my friend key --> 990813_OZPwQtCjkD6KlvxirOoTSZxccMFsuw1L

### Re: Solving PE problems multiple times.

For just comparing implementations in different languages, I confess I don't really see the point. Lots of people do this already, as can be seen on the forums; Haskell and C/C++ are one common pair. I used to keep track of which language(s) I used to solve each problem, and sometimes I created multiple solutions, but never saw a need for separate user accounts.

Especially for the harder problems with <200 solvers, submitting the answer with multiple active accounts would skew the statistics. I don't think there are many people doing it though.

Especially for the harder problems with <200 solvers, submitting the answer with multiple active accounts would skew the statistics. I don't think there are many people doing it though.

Technically, everyone is full of himself.

### Re: Solving PE problems multiple times.

I was thinking of not just implementing the same algorithm in C++ that was previously implemented in Haskell. I was thinking of potentially coming up with better algorithms to solve the same problems. It is just that this time around I was thinking of using C++ with GMP as the implementation language. There is probably no need to create another account to keep track of progress. If I solve the same problem with a different algorithm, then I don't think I am skewing statistics if I submit that as another solution to the same problem.

my friend key --> 990813_OZPwQtCjkD6KlvxirOoTSZxccMFsuw1L

### Re: Solving PE problems multiple times.

Haha! I have wasted enough time solving problems once to consider starting again!

### Re: Solving PE problems multiple times.

I am pretty new but I like redoing problems that I did in Haskell in λ-calculus.

Doing the problems in λ-calculus goes really slow though. But it is really fun. It definitely makes redoing problems more interesting.

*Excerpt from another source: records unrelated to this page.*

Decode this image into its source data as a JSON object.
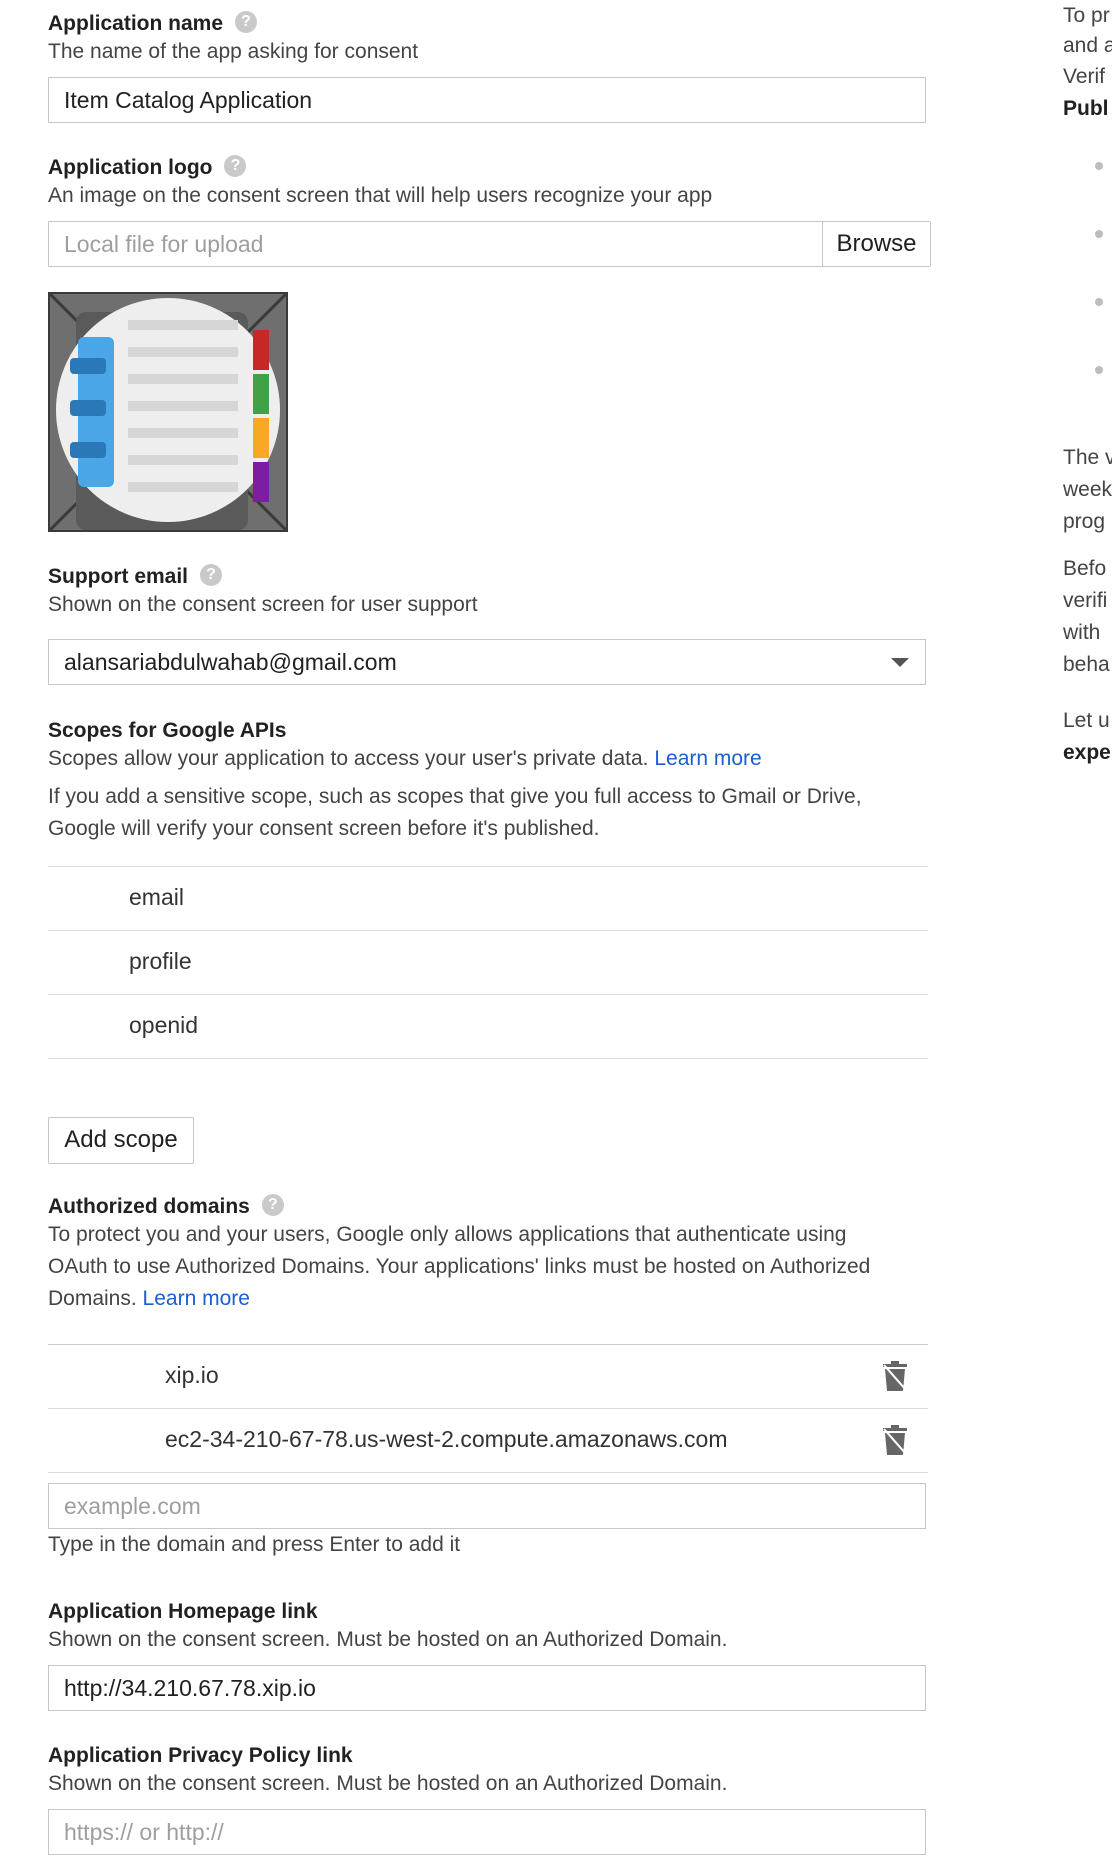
{
  "app_name": {
    "label": "Application name",
    "desc": "The name of the app asking for consent",
    "value": "Item Catalog Application"
  },
  "app_logo": {
    "label": "Application logo",
    "desc": "An image on the consent screen that will help users recognize your app",
    "placeholder": "Local file for upload",
    "browse_label": "Browse"
  },
  "support_email": {
    "label": "Support email",
    "desc": "Shown on the consent screen for user support",
    "value": "alansariabdulwahab@gmail.com"
  },
  "scopes": {
    "label": "Scopes for Google APIs",
    "desc": "Scopes allow your application to access your user's private data.",
    "learn_more": "Learn more",
    "note_line1": "If you add a sensitive scope, such as scopes that give you full access to Gmail or Drive,",
    "note_line2": "Google will verify your consent screen before it's published.",
    "items": [
      "email",
      "profile",
      "openid"
    ],
    "add_label": "Add scope"
  },
  "authorized_domains": {
    "label": "Authorized domains",
    "desc_line1": "To protect you and your users, Google only allows applications that authenticate using",
    "desc_line2": "OAuth to use Authorized Domains. Your applications' links must be hosted on Authorized",
    "desc_line3": "Domains.",
    "learn_more": "Learn more",
    "domains": [
      "xip.io",
      "ec2-34-210-67-78.us-west-2.compute.amazonaws.com"
    ],
    "placeholder": "example.com",
    "hint": "Type in the domain and press Enter to add it"
  },
  "homepage_link": {
    "label": "Application Homepage link",
    "desc": "Shown on the consent screen. Must be hosted on an Authorized Domain.",
    "value": "http://34.210.67.78.xip.io"
  },
  "privacy_link": {
    "label": "Application Privacy Policy link",
    "desc": "Shown on the consent screen. Must be hosted on an Authorized Domain.",
    "placeholder": "https:// or http://"
  },
  "side_panel": {
    "line1": "To pr",
    "line2": "and a",
    "line3": "Verif",
    "line4": "Publ",
    "para2_1": "The v",
    "para2_2": "week",
    "para2_3": "prog",
    "para3_1": "Befo",
    "para3_2": "verifi",
    "para3_3": "with",
    "para3_4": "beha",
    "link": "Let u",
    "bold": "expe"
  },
  "colors": {
    "link": "#1a5fd1",
    "border": "#c7c7c7"
  }
}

Doing the problems in λ-calculus goes really slow though. But it is really fun. It definitely makes redoing problems more interesting.